More than 20 years ago, longtime Chappaqua resident Michael Shapiro found himself thumbing through a poetry compilation about the Holocaust written from the perspective of Jews in countries such as Greece, Italy and France at at the United States Holocaust Memorial Museum in Washington DC. The compilation, And The World Stood Silent: Sephardic Poetry of the Holocaust, chronicles the life of nearly 160,000 Sephardic Jews exiled from Spain in 1492 and who ultimately perished in the Holocaust.
At the time, Shapiro’s work focused primarily on curating concerts featuring music of Jews who had fled the Holocaust and emigrated to Hollywood such as Erich Wolfgang Korngold who scored several films most notably The Adventures of Robin Hood. Shapiro also organized concerts featuring music from composers who had lived in Teresienstadt, a ghetto in Czechoslovakia–a hotbed of musical creativity with composers such as Gideon Klein, Pavel Haas, Hans Krása and Viktor Ullmann residing there.

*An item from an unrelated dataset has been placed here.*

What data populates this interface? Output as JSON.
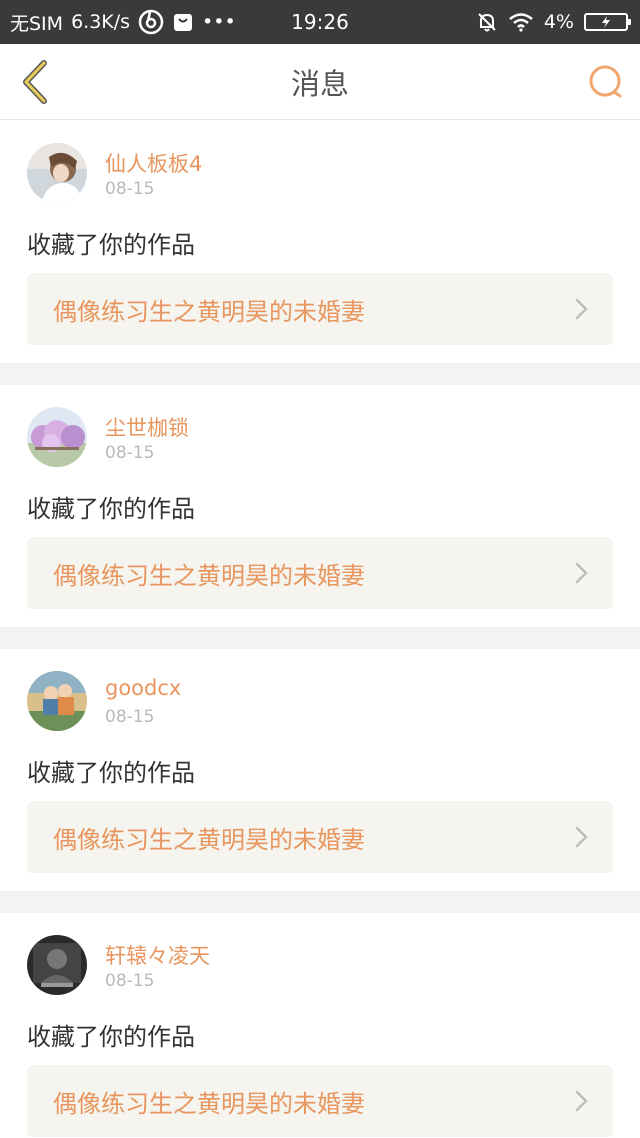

Shapiro lost about 75 members of his own family among the six million Eastern European Jews massacred during the Holocaust. He yearned for the chance to immerse himself in how the Holocaust impacted Jews in the countries included in the poetry compilation and to share his own family history. Shapiro was immediately moved by the literature. “The poetry hit me completely. It was so powerful,” recalls Shapiro. A few years ago, conductor Deborah Simpkin King of Ember Choral Arts, inspired him to write the 60-minute plus work and is conducting Shapiro’s piece, which took him just seven months to write. “It flew out of me,” explains Shapiro. Shapiro was intentional in having the piece be a requiem. “Nothing gets to people like the sound of a chorus with an orchestra,” he noted.
Shapiro has written more than 100 works for orchestral, theatrical, film, chamber, choral and vocal forces throughout his career. His works have been performed by many of the greatest orchestras and performers in North America and Europe and for years he served as the conductor of the Chappaqua Orchestra. His music has been played on BBC, National Public Radio, SiriusXM and is available on major platforms such as Spotify and Apple Music.
Shapiro has always been interested in exploring themes such as prejudice and racial divisiveness in his music. In fact, one of Shapiro’s most well-known pieces is the score from Frankenstein which has been performed more than 50 times internationally. “I think I was attracted to Frankenstein because I was interested in the way the monster was depicted and treated as the other.”
Shapiro hopes his “Voices of the Holocaust” concerts “give a voice to people who no longer have a voice.” While the Nazis murdered six million Jews, they also targeted other groups such as Roma (gypsies), homosexuals and people with disabilities. This same hatred is happening today, Shapiro is quick to point out. He felt he had to write the piece now, especially with the number of Holocaust survivors dwindling each year to 300,000-350,000 survivors in 2022 according to the nonprofit Holocaust group, Claims Conference.
The premiere of the piece took place at Temple Shaaray Tefila on November 9th and at Manhattan’s famed Central Synagogue on November 10th. The timing was purposely chosen to coincide with the 84th anniversary of Kristallnacht, ‘The Night of Broken Glass’, when Jewish-owned businesses, synagogues and homes were destroyed by the Nazis in Germany and in Nazi occupied territories in Austria and Czechoslovakia. In the two-day spree of massive violence against the Jews, 30,000 Jewish males were arrested and sent to prisons or concentration camps.
The premiere at Central Synagogue also included a Q & A session with Paul Shaffer, the former musical director and band leader of Late Night with David Letterman. It also featured tenor soloist Daniel Mutlu, the Senior Cantor of Central Synagogue and the American Modern Ensemble. “Mutlu has a phenomenal voice. He really is one of the greatest cantors in the country,” exclaims Shapiro.
On the Horizon
The concert will also debut at the Reagan Library in California performed by the Los Angeles Master Chorale and conducted by Grant Gershon. The LA performance will coincide with the Auschwitz exhibition at the library for ten months starting this spring. The moving exhibition originally was showcased at the Museum of Jewish Heritage–A Living Memorial to the Holocaust in downtown New York City. Visit MichaelShapiro.com.